Mr Towers, a former chief executive of Rover, met BMW executive director Hagen Lüderitz in London yesterday for talks which were described as “very detailed and positive”. A BMW spokesman said his group agreed with Mr Towers’s summary of the talks and said that a further meeting had been agreed.

Under the advice of accountants Deloitte & Touche, the Phoenix plan is understood to rely on a £400m up-front payment from BMW, together with redundancies being paid for by the German car manufacturer.

Additional working capital would be raised through the sale of existing unsold Rover stock – the value of which is put at “hundreds of millions.”

Though the government is prepared to provide support for the Phoenix bid there is no provision for any government funding or debt guarantees in the business plan, with the Towers camp resigned to the fact that any such help would fall foul of the European authorities.

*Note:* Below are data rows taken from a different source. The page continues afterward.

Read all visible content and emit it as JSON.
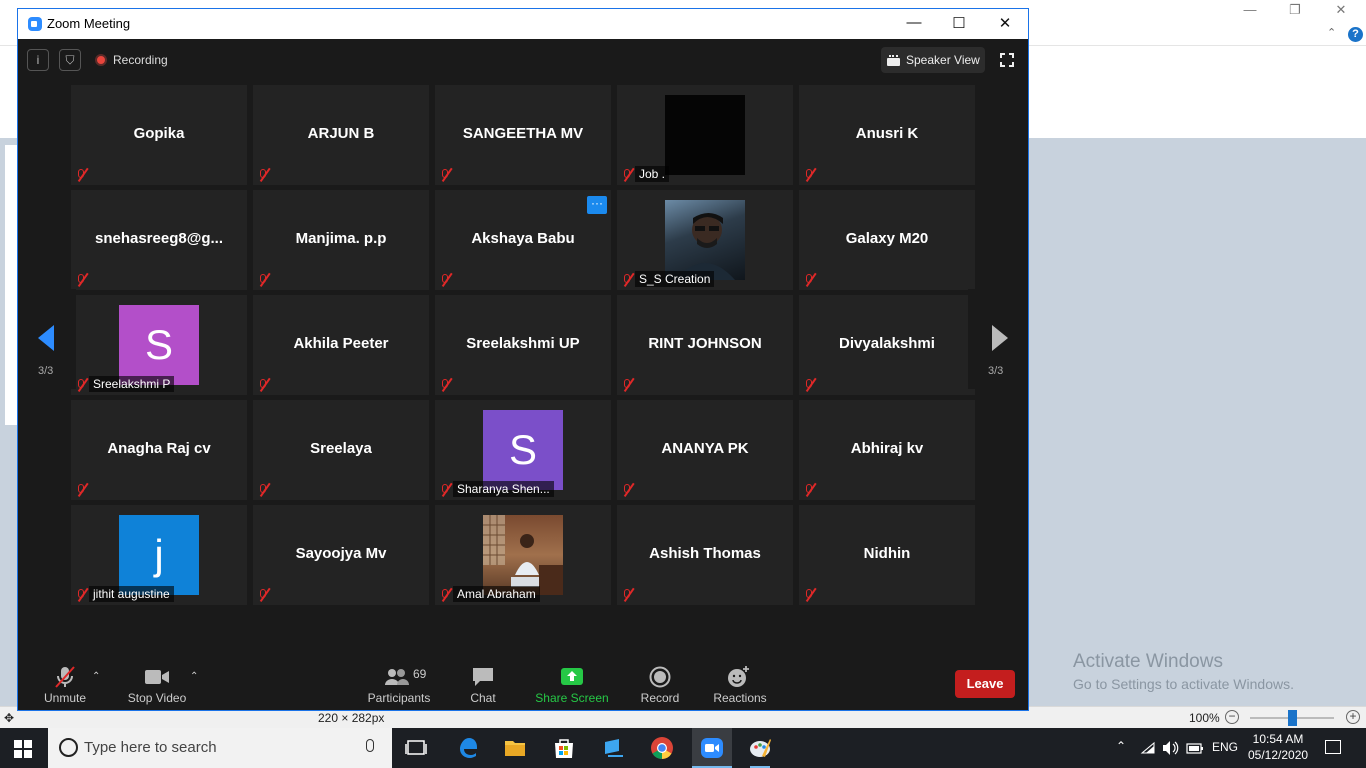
{
  "window": {
    "title": "Zoom Meeting",
    "minimize": "—",
    "maximize": "☐",
    "close": "✕"
  },
  "topbar": {
    "recording": "Recording",
    "speaker_view": "Speaker View",
    "info_icon": "info-icon",
    "shield_icon": "shield-icon"
  },
  "participants": [
    {
      "name": "Gopika",
      "type": "text"
    },
    {
      "name": "ARJUN B",
      "type": "text"
    },
    {
      "name": "SANGEETHA MV",
      "type": "text"
    },
    {
      "name": "Job .",
      "type": "video-black"
    },
    {
      "name": "Anusri K",
      "type": "text"
    },
    {
      "name": "snehasreeg8@g...",
      "type": "text"
    },
    {
      "name": "Manjima. p.p",
      "type": "text"
    },
    {
      "name": "Akshaya Babu",
      "type": "text",
      "more": "···"
    },
    {
      "name": "S_S Creation",
      "type": "photo-man"
    },
    {
      "name": "Galaxy M20",
      "type": "text"
    },
    {
      "name": "Sreelakshmi P",
      "type": "avatar",
      "initial": "S",
      "color": "#b34fc9"
    },
    {
      "name": "Akhila Peeter",
      "type": "text"
    },
    {
      "name": "Sreelakshmi UP",
      "type": "text"
    },
    {
      "name": "RINT JOHNSON",
      "type": "text"
    },
    {
      "name": "Divyalakshmi",
      "type": "text"
    },
    {
      "name": "Anagha Raj cv",
      "type": "text"
    },
    {
      "name": "Sreelaya",
      "type": "text"
    },
    {
      "name": "Sharanya Shen...",
      "type": "avatar",
      "initial": "S",
      "color": "#7b4fc9"
    },
    {
      "name": "ANANYA PK",
      "type": "text"
    },
    {
      "name": "Abhiraj kv",
      "type": "text"
    },
    {
      "name": "jithit augustine",
      "type": "avatar",
      "initial": "j",
      "color": "#0f82d8"
    },
    {
      "name": "Sayoojya Mv",
      "type": "text"
    },
    {
      "name": "Amal Abraham",
      "type": "photo-room"
    },
    {
      "name": "Ashish Thomas",
      "type": "text"
    },
    {
      "name": "Nidhin",
      "type": "text"
    }
  ],
  "pagination": {
    "left": "3/3",
    "right": "3/3"
  },
  "toolbar": {
    "unmute": "Unmute",
    "stop_video": "Stop Video",
    "participants": "Participants",
    "participants_count": "69",
    "chat": "Chat",
    "share_screen": "Share Screen",
    "record": "Record",
    "reactions": "Reactions",
    "leave": "Leave"
  },
  "background": {
    "status_size": "220 × 282px",
    "zoom_level": "100%",
    "watermark_line1": "Activate Windows",
    "watermark_line2": "Go to Settings to activate Windows."
  },
  "taskbar": {
    "search_placeholder": "Type here to search",
    "language": "ENG",
    "time": "10:54 AM",
    "date": "05/12/2020"
  },
  "colors": {
    "accent": "#2d8cff",
    "share": "#26c846",
    "leave": "#c41e1e",
    "muted": "#e02828"
  }
}
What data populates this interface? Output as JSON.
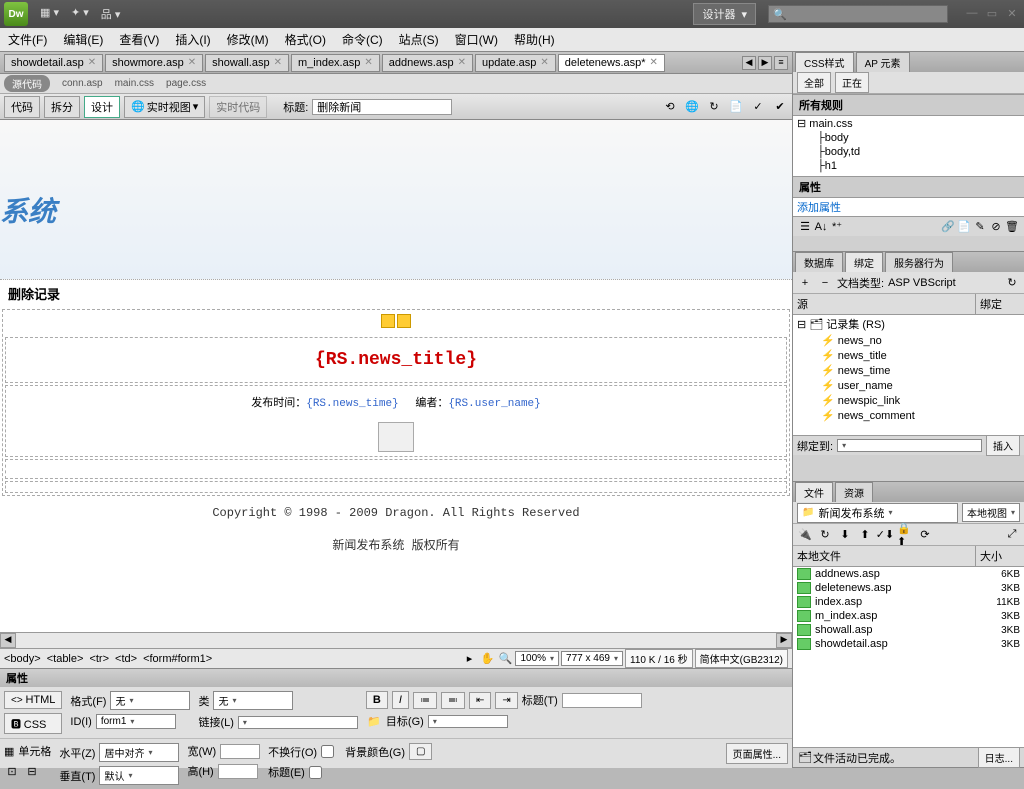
{
  "titlebar": {
    "logo": "Dw",
    "workspace": "设计器"
  },
  "menubar": [
    "文件(F)",
    "编辑(E)",
    "查看(V)",
    "插入(I)",
    "修改(M)",
    "格式(O)",
    "命令(C)",
    "站点(S)",
    "窗口(W)",
    "帮助(H)"
  ],
  "doc_tabs": [
    {
      "label": "showdetail.asp"
    },
    {
      "label": "showmore.asp"
    },
    {
      "label": "showall.asp"
    },
    {
      "label": "m_index.asp"
    },
    {
      "label": "addnews.asp"
    },
    {
      "label": "update.asp"
    },
    {
      "label": "deletenews.asp*",
      "active": true
    }
  ],
  "related": {
    "source_code": "源代码",
    "files": [
      "conn.asp",
      "main.css",
      "page.css"
    ]
  },
  "toolbar": {
    "code": "代码",
    "split": "拆分",
    "design": "设计",
    "live_view": "实时视图",
    "live_code": "实时代码",
    "title_label": "标题:",
    "title_value": "删除新闻"
  },
  "design": {
    "banner_logo": "系统",
    "heading": "删除记录",
    "news_title": "{RS.news_title}",
    "pub_label": "发布时间：",
    "pub_val": "{RS.news_time}",
    "editor_label": "编者：",
    "editor_val": "{RS.user_name}",
    "copyright": "Copyright © 1998 - 2009 Dragon. All Rights Reserved",
    "footer2": "新闻发布系统 版权所有"
  },
  "tag_selector": [
    "<body>",
    "<table>",
    "<tr>",
    "<td>",
    "<form#form1>"
  ],
  "status": {
    "zoom": "100%",
    "dims": "777 x 469",
    "size": "110 K / 16 秒",
    "encoding": "简体中文(GB2312)"
  },
  "properties": {
    "title": "属性",
    "html_btn": "HTML",
    "css_btn": "CSS",
    "format_label": "格式(F)",
    "format_val": "无",
    "id_label": "ID(I)",
    "id_val": "form1",
    "class_label": "类",
    "class_val": "无",
    "link_label": "链接(L)",
    "title2_label": "标题(T)",
    "target_label": "目标(G)",
    "cell_label": "单元格",
    "merge_label": "合并",
    "halign_label": "水平(Z)",
    "halign_val": "居中对齐",
    "valign_label": "垂直(T)",
    "valign_val": "默认",
    "width_label": "宽(W)",
    "height_label": "高(H)",
    "nowrap_label": "不换行(O)",
    "header_label": "标题(E)",
    "bgcolor_label": "背景颜色(G)",
    "page_props": "页面属性..."
  },
  "css_panel": {
    "tabs": [
      "CSS样式",
      "AP 元素"
    ],
    "filter_all": "全部",
    "filter_current": "正在",
    "all_rules": "所有规则",
    "rules": [
      "main.css",
      "body",
      "body,td",
      "h1"
    ],
    "props_h": "属性",
    "add_prop": "添加属性"
  },
  "bind_panel": {
    "tabs": [
      "数据库",
      "绑定",
      "服务器行为"
    ],
    "doctype_label": "文档类型:",
    "doctype": "ASP VBScript",
    "col_source": "源",
    "col_bind": "绑定",
    "recordset": "记录集 (RS)",
    "fields": [
      "news_no",
      "news_title",
      "news_time",
      "user_name",
      "newspic_link",
      "news_comment"
    ],
    "bind_to": "绑定到:",
    "insert_btn": "插入"
  },
  "files_panel": {
    "tabs": [
      "文件",
      "资源"
    ],
    "site": "新闻发布系统",
    "view": "本地视图",
    "col_name": "本地文件",
    "col_size": "大小",
    "files": [
      {
        "name": "addnews.asp",
        "size": "6KB"
      },
      {
        "name": "deletenews.asp",
        "size": "3KB"
      },
      {
        "name": "index.asp",
        "size": "11KB"
      },
      {
        "name": "m_index.asp",
        "size": "3KB"
      },
      {
        "name": "showall.asp",
        "size": "3KB"
      },
      {
        "name": "showdetail.asp",
        "size": "3KB"
      }
    ],
    "status": "文件活动已完成。",
    "log_btn": "日志..."
  }
}
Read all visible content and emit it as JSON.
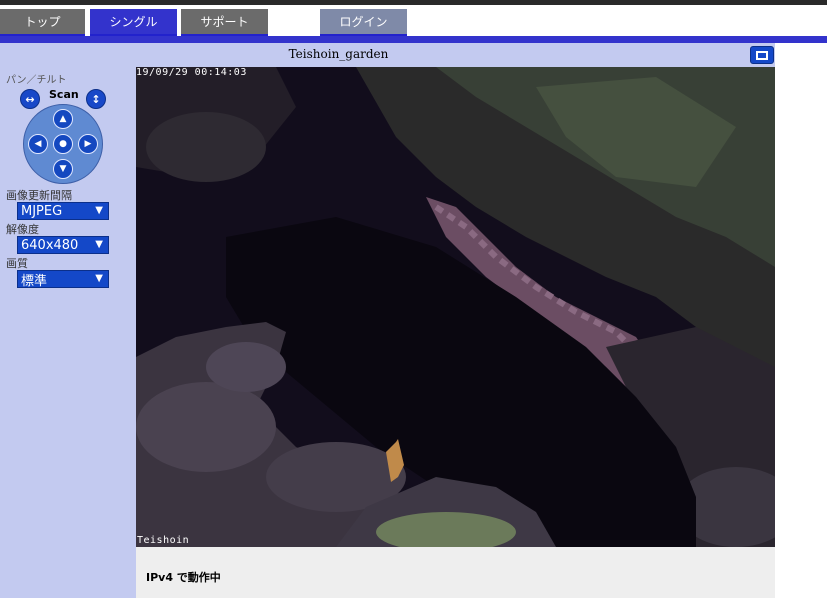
{
  "nav": {
    "tabs": [
      {
        "label": "トップ",
        "active": false
      },
      {
        "label": "シングル",
        "active": true
      },
      {
        "label": "サポート",
        "active": false
      }
    ],
    "login_label": "ログイン"
  },
  "sidebar": {
    "pantilt_label": "パン／チルト",
    "scan_label": "Scan",
    "refresh_label": "画像更新間隔",
    "refresh_value": "MJPEG",
    "resolution_label": "解像度",
    "resolution_value": "640x480",
    "quality_label": "画質",
    "quality_value": "標準"
  },
  "camera": {
    "title": "Teishoin_garden",
    "timestamp": "19/09/29 00:14:03",
    "watermark": "Teishoin"
  },
  "status": {
    "text": "IPv4 で動作中"
  },
  "colors": {
    "accent": "#3333cc",
    "tab_inactive": "#6b6b6b",
    "sidebar_bg": "#c3caf0",
    "control_blue": "#1448c8"
  }
}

But on the assumption that Longbridge will remain lossmaking for a further three years, the Phoenix consortium needs an estimated £200m overdraft facility to run the business once the initial cash injection is exhausted.

BMW played down reports that venture capitalists Alchemy Partners had sought to reopen negotiations after the abrupt collapse of its deal to takeover Longbridge late on Thursday.

Having been ground down by the weeks of politicking, Alchemey boss John Moulton’s patience is said to have finally snapped over BMW’s refusal to pick up the pension liability for sacked Rover workers.

Mr Moulton is thought to have received a frosty response from Birmingham city council when seeking indicative planning approval to redevelop land at Longbridge.

Yesterday there were reports that Alchemy had contacted BMW to outline the terms under which it was prepared to resume talks, but BMW said: “We have finished our talks with Alchemy. We don’t see any reason to reopen them.”

BMW also denied there was any pressure on the group’s chairman, Professor Joachim Milberg, to resign. Unions representing workers at the Longbridge plant have been publicly backing the Phoenix plan since it was first launched since it held out the prospect of maintaining volume car production in the Midlands.

But privately union leaders remain dubious about Mr Towers’s chances of success, concerned at the lack of news on funding. “We are still sceptical about the Towers bid. A lot of workers think he is going to rescue them,” one senior of ficer said.

“The fear is they have been led up the garden path and the consortium hasn’t got the money.

“If the backers are in place he should reveal them. Not even Downing Street knows who they are.”

But Sir Ken Jackson, head of the AEEU engineering union, said: “The signs are that BMW are serious about talking with Phoenix. The atmosphere is definitely different to last week. It’s up to Phoenix to demonstrate to BMW that they have the cash.”